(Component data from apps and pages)
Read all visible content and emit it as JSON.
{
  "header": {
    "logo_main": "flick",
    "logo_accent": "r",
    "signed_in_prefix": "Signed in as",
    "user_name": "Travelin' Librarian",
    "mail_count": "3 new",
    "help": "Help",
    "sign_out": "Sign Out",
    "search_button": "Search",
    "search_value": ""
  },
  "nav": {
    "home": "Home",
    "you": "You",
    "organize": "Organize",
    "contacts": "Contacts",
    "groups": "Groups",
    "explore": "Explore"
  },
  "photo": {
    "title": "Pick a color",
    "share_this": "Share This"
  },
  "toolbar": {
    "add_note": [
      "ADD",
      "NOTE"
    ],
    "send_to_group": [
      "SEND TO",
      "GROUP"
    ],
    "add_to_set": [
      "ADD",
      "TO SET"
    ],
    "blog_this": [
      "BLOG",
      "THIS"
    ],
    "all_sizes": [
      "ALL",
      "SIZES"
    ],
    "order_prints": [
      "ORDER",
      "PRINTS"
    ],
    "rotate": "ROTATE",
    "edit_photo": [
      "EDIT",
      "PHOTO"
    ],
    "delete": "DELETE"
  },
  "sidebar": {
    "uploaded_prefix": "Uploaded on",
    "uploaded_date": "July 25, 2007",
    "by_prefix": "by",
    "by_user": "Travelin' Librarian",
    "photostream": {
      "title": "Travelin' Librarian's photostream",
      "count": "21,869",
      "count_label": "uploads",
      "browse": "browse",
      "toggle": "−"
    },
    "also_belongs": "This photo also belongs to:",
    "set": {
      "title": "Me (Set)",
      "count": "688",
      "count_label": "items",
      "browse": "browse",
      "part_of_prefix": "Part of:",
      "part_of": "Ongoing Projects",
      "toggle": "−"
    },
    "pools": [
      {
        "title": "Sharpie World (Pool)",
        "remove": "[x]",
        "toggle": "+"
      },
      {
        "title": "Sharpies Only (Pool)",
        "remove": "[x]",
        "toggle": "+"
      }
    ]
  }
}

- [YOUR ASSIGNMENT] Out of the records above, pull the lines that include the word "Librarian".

- [SOLUTION TO THIS PROBLEM]
    "user_name": "Travelin' Librarian",
    "by_user": "Travelin' Librarian",
      "title": "Travelin' Librarian's photostream",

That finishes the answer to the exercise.